## TASK DESCRIPTION
Give back all of the records underneath exactly, with no omissions.

= Beginning of Section =

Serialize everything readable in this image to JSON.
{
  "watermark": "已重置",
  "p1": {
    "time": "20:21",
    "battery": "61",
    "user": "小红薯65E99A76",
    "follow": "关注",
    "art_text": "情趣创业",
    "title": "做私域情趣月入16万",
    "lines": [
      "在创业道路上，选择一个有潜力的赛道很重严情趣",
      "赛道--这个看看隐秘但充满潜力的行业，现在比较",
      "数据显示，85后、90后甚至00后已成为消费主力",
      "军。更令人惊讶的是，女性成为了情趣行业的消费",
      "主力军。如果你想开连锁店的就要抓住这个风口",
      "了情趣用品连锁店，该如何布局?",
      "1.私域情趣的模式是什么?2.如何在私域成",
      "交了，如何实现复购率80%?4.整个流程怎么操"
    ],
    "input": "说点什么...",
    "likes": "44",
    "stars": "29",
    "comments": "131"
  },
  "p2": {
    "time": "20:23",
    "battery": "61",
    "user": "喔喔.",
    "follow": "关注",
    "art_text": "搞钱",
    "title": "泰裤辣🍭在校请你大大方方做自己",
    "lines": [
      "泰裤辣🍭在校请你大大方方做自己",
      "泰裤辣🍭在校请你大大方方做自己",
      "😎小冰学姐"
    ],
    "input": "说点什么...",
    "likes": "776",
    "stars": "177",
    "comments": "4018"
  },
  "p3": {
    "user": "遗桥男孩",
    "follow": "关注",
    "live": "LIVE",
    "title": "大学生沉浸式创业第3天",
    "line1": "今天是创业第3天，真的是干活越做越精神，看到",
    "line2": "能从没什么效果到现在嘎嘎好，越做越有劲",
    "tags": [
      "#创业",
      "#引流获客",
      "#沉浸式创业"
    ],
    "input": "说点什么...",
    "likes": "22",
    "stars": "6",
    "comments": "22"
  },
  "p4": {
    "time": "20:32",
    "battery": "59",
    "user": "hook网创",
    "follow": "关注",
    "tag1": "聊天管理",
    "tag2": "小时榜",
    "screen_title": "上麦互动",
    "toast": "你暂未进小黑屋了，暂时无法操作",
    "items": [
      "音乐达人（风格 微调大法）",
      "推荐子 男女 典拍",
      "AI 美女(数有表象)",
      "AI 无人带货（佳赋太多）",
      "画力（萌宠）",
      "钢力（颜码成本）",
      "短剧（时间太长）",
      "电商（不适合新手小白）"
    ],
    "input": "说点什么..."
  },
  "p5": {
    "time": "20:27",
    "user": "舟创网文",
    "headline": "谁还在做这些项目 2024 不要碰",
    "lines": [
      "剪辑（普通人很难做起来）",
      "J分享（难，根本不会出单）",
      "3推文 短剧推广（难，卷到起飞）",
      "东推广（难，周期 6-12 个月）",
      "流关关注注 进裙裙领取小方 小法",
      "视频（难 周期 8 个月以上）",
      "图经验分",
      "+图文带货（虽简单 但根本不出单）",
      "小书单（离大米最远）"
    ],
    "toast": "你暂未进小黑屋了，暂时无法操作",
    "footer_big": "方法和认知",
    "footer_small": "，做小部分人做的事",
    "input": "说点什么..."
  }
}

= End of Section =

## SOLUTION TO THE EXERCISE
Serialize everything readable in this image to JSON.
{
  "watermark": "已重置",
  "p1": {
    "time": "20:21",
    "battery": "61",
    "user": "小红薯65E99A76",
    "follow": "关注",
    "art_text": "情趣创业",
    "title": "做私域情趣月入16万",
    "lines": [
      "在创业道路上，选择一个有潜力的赛道很重严情趣",
      "赛道--这个看看隐秘但充满潜力的行业，现在比较",
      "数据显示，85后、90后甚至00后已成为消费主力",
      "军。更令人惊讶的是，女性成为了情趣行业的消费",
      "主力军。如果你想开连锁店的就要抓住这个风口",
      "了情趣用品连锁店，该如何布局?",
      "1.私域情趣的模式是什么?2.如何在私域成",
      "交了，如何实现复购率80%?4.整个流程怎么操"
    ],
    "input": "说点什么...",
    "likes": "44",
    "stars": "29",
    "comments": "131"
  },
  "p2": {
    "time": "20:23",
    "battery": "61",
    "user": "喔喔.",
    "follow": "关注",
    "art_text": "搞钱",
    "title": "泰裤辣🍭在校请你大大方方做自己",
    "lines": [
      "泰裤辣🍭在校请你大大方方做自己",
      "泰裤辣🍭在校请你大大方方做自己",
      "😎小冰学姐"
    ],
    "input": "说点什么...",
    "likes": "776",
    "stars": "177",
    "comments": "4018"
  },
  "p3": {
    "user": "遗桥男孩",
    "follow": "关注",
    "live": "LIVE",
    "title": "大学生沉浸式创业第3天",
    "line1": "今天是创业第3天，真的是干活越做越精神，看到",
    "line2": "能从没什么效果到现在嘎嘎好，越做越有劲",
    "tags": [
      "#创业",
      "#引流获客",
      "#沉浸式创业"
    ],
    "input": "说点什么...",
    "likes": "22",
    "stars": "6",
    "comments": "22"
  },
  "p4": {
    "time": "20:32",
    "battery": "59",
    "user": "hook网创",
    "follow": "关注",
    "tag1": "聊天管理",
    "tag2": "小时榜",
    "screen_title": "上麦互动",
    "toast": "你暂未进小黑屋了，暂时无法操作",
    "items": [
      "音乐达人（风格 微调大法）",
      "推荐子 男女 典拍",
      "AI 美女(数有表象)",
      "AI 无人带货（佳赋太多）",
      "画力（萌宠）",
      "钢力（颜码成本）",
      "短剧（时间太长）",
      "电商（不适合新手小白）"
    ],
    "input": "说点什么..."
  },
  "p5": {
    "time": "20:27",
    "user": "舟创网文",
    "headline": "谁还在做这些项目 2024 不要碰",
    "lines": [
      "剪辑（普通人很难做起来）",
      "J分享（难，根本不会出单）",
      "3推文 短剧推广（难，卷到起飞）",
      "东推广（难，周期 6-12 个月）",
      "流关关注注 进裙裙领取小方 小法",
      "视频（难 周期 8 个月以上）",
      "图经验分",
      "+图文带货（虽简单 但根本不出单）",
      "小书单（离大米最远）"
    ],
    "toast": "你暂未进小黑屋了，暂时无法操作",
    "footer_big": "方法和认知",
    "footer_small": "，做小部分人做的事",
    "input": "说点什么..."
  }
}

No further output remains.